■ **Task details**: Copy every entry below exactly as it appears, leaving out the images.
[[ Extracted material open ]]
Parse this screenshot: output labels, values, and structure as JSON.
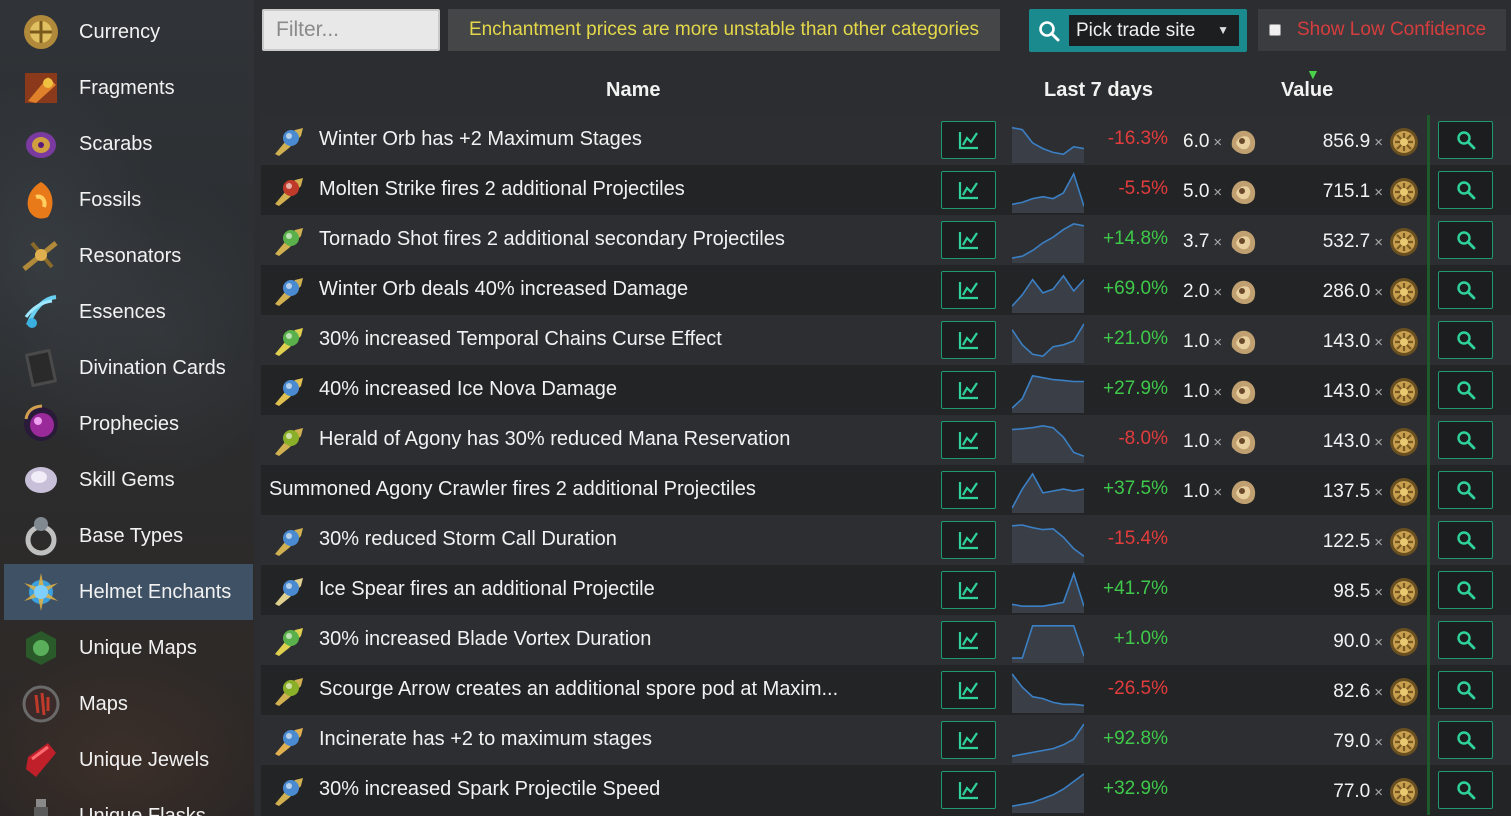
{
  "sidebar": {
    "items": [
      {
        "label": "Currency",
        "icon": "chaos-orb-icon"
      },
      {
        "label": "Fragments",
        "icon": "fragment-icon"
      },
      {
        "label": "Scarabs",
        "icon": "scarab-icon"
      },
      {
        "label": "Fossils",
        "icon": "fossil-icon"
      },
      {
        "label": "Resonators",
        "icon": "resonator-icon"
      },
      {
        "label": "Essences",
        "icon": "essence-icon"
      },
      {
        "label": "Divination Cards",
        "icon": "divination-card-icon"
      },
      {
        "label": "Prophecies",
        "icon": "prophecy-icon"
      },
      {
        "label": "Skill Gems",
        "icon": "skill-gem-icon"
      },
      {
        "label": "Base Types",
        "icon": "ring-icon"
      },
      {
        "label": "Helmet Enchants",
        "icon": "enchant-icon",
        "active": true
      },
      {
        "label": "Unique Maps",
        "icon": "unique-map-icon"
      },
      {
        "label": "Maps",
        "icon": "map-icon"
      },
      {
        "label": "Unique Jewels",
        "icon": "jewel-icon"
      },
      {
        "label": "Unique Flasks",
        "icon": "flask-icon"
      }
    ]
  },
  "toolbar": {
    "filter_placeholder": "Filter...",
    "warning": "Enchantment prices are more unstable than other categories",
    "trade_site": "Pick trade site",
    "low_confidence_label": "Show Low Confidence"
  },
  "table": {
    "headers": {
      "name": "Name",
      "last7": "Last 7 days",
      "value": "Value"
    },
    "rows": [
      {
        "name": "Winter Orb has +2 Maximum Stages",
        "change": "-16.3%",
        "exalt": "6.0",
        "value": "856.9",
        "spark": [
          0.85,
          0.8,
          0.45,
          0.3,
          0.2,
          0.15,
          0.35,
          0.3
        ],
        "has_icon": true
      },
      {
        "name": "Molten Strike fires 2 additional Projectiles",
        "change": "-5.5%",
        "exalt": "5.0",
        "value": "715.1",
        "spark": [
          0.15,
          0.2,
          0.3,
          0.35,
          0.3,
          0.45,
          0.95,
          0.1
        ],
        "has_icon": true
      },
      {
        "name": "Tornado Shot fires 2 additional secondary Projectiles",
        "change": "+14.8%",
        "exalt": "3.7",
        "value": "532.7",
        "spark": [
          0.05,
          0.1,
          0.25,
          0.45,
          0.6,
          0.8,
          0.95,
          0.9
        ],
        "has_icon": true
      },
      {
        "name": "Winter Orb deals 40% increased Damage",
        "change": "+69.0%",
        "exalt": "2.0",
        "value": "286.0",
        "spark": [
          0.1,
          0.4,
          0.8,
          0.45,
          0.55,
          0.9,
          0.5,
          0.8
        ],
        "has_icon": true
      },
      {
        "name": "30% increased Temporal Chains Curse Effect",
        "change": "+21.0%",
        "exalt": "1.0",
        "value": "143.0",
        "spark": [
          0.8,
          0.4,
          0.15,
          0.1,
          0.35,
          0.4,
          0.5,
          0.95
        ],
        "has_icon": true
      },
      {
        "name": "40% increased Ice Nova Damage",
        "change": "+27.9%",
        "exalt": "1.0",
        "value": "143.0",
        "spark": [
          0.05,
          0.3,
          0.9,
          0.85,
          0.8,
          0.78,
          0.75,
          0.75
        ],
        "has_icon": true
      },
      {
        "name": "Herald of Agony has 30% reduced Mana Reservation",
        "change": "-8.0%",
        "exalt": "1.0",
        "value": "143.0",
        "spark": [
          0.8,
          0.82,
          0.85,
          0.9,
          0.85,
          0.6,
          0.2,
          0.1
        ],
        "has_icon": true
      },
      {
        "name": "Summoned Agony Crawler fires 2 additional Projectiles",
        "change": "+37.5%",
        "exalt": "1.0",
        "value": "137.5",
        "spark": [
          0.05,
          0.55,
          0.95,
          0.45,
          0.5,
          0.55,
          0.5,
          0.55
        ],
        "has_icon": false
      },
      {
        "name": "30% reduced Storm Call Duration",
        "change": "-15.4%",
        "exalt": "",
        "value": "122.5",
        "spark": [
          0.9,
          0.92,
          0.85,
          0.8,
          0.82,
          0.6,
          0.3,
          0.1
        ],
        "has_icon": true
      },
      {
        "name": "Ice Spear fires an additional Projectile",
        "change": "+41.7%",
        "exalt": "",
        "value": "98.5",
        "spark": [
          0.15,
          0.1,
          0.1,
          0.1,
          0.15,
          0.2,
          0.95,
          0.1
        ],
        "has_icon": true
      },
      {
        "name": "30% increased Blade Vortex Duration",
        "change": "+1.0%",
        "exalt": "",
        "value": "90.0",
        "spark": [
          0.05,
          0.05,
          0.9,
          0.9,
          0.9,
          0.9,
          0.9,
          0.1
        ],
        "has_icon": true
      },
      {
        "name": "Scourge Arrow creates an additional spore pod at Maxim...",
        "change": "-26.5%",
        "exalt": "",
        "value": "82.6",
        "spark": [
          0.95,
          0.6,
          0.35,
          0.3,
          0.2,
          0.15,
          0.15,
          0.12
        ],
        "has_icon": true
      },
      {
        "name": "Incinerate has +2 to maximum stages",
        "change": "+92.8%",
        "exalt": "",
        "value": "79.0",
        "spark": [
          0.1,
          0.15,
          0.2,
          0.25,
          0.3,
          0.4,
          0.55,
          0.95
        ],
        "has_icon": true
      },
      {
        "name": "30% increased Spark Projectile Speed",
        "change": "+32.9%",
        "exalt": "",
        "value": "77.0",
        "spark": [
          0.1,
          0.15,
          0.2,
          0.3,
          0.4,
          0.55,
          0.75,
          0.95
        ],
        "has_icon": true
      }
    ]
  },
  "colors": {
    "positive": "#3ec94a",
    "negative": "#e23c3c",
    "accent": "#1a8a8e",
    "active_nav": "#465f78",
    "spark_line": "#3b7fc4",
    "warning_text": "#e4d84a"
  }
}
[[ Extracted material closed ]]
■ **Task solution**:
Parse this screenshot: output labels, values, and structure as JSON.
{
  "sidebar": {
    "items": [
      {
        "label": "Currency",
        "icon": "chaos-orb-icon"
      },
      {
        "label": "Fragments",
        "icon": "fragment-icon"
      },
      {
        "label": "Scarabs",
        "icon": "scarab-icon"
      },
      {
        "label": "Fossils",
        "icon": "fossil-icon"
      },
      {
        "label": "Resonators",
        "icon": "resonator-icon"
      },
      {
        "label": "Essences",
        "icon": "essence-icon"
      },
      {
        "label": "Divination Cards",
        "icon": "divination-card-icon"
      },
      {
        "label": "Prophecies",
        "icon": "prophecy-icon"
      },
      {
        "label": "Skill Gems",
        "icon": "skill-gem-icon"
      },
      {
        "label": "Base Types",
        "icon": "ring-icon"
      },
      {
        "label": "Helmet Enchants",
        "icon": "enchant-icon",
        "active": true
      },
      {
        "label": "Unique Maps",
        "icon": "unique-map-icon"
      },
      {
        "label": "Maps",
        "icon": "map-icon"
      },
      {
        "label": "Unique Jewels",
        "icon": "jewel-icon"
      },
      {
        "label": "Unique Flasks",
        "icon": "flask-icon"
      }
    ]
  },
  "toolbar": {
    "filter_placeholder": "Filter...",
    "warning": "Enchantment prices are more unstable than other categories",
    "trade_site": "Pick trade site",
    "low_confidence_label": "Show Low Confidence"
  },
  "table": {
    "headers": {
      "name": "Name",
      "last7": "Last 7 days",
      "value": "Value"
    },
    "rows": [
      {
        "name": "Winter Orb has +2 Maximum Stages",
        "change": "-16.3%",
        "exalt": "6.0",
        "value": "856.9",
        "spark": [
          0.85,
          0.8,
          0.45,
          0.3,
          0.2,
          0.15,
          0.35,
          0.3
        ],
        "has_icon": true
      },
      {
        "name": "Molten Strike fires 2 additional Projectiles",
        "change": "-5.5%",
        "exalt": "5.0",
        "value": "715.1",
        "spark": [
          0.15,
          0.2,
          0.3,
          0.35,
          0.3,
          0.45,
          0.95,
          0.1
        ],
        "has_icon": true
      },
      {
        "name": "Tornado Shot fires 2 additional secondary Projectiles",
        "change": "+14.8%",
        "exalt": "3.7",
        "value": "532.7",
        "spark": [
          0.05,
          0.1,
          0.25,
          0.45,
          0.6,
          0.8,
          0.95,
          0.9
        ],
        "has_icon": true
      },
      {
        "name": "Winter Orb deals 40% increased Damage",
        "change": "+69.0%",
        "exalt": "2.0",
        "value": "286.0",
        "spark": [
          0.1,
          0.4,
          0.8,
          0.45,
          0.55,
          0.9,
          0.5,
          0.8
        ],
        "has_icon": true
      },
      {
        "name": "30% increased Temporal Chains Curse Effect",
        "change": "+21.0%",
        "exalt": "1.0",
        "value": "143.0",
        "spark": [
          0.8,
          0.4,
          0.15,
          0.1,
          0.35,
          0.4,
          0.5,
          0.95
        ],
        "has_icon": true
      },
      {
        "name": "40% increased Ice Nova Damage",
        "change": "+27.9%",
        "exalt": "1.0",
        "value": "143.0",
        "spark": [
          0.05,
          0.3,
          0.9,
          0.85,
          0.8,
          0.78,
          0.75,
          0.75
        ],
        "has_icon": true
      },
      {
        "name": "Herald of Agony has 30% reduced Mana Reservation",
        "change": "-8.0%",
        "exalt": "1.0",
        "value": "143.0",
        "spark": [
          0.8,
          0.82,
          0.85,
          0.9,
          0.85,
          0.6,
          0.2,
          0.1
        ],
        "has_icon": true
      },
      {
        "name": "Summoned Agony Crawler fires 2 additional Projectiles",
        "change": "+37.5%",
        "exalt": "1.0",
        "value": "137.5",
        "spark": [
          0.05,
          0.55,
          0.95,
          0.45,
          0.5,
          0.55,
          0.5,
          0.55
        ],
        "has_icon": false
      },
      {
        "name": "30% reduced Storm Call Duration",
        "change": "-15.4%",
        "exalt": "",
        "value": "122.5",
        "spark": [
          0.9,
          0.92,
          0.85,
          0.8,
          0.82,
          0.6,
          0.3,
          0.1
        ],
        "has_icon": true
      },
      {
        "name": "Ice Spear fires an additional Projectile",
        "change": "+41.7%",
        "exalt": "",
        "value": "98.5",
        "spark": [
          0.15,
          0.1,
          0.1,
          0.1,
          0.15,
          0.2,
          0.95,
          0.1
        ],
        "has_icon": true
      },
      {
        "name": "30% increased Blade Vortex Duration",
        "change": "+1.0%",
        "exalt": "",
        "value": "90.0",
        "spark": [
          0.05,
          0.05,
          0.9,
          0.9,
          0.9,
          0.9,
          0.9,
          0.1
        ],
        "has_icon": true
      },
      {
        "name": "Scourge Arrow creates an additional spore pod at Maxim...",
        "change": "-26.5%",
        "exalt": "",
        "value": "82.6",
        "spark": [
          0.95,
          0.6,
          0.35,
          0.3,
          0.2,
          0.15,
          0.15,
          0.12
        ],
        "has_icon": true
      },
      {
        "name": "Incinerate has +2 to maximum stages",
        "change": "+92.8%",
        "exalt": "",
        "value": "79.0",
        "spark": [
          0.1,
          0.15,
          0.2,
          0.25,
          0.3,
          0.4,
          0.55,
          0.95
        ],
        "has_icon": true
      },
      {
        "name": "30% increased Spark Projectile Speed",
        "change": "+32.9%",
        "exalt": "",
        "value": "77.0",
        "spark": [
          0.1,
          0.15,
          0.2,
          0.3,
          0.4,
          0.55,
          0.75,
          0.95
        ],
        "has_icon": true
      }
    ]
  },
  "colors": {
    "positive": "#3ec94a",
    "negative": "#e23c3c",
    "accent": "#1a8a8e",
    "active_nav": "#465f78",
    "spark_line": "#3b7fc4",
    "warning_text": "#e4d84a"
  }
}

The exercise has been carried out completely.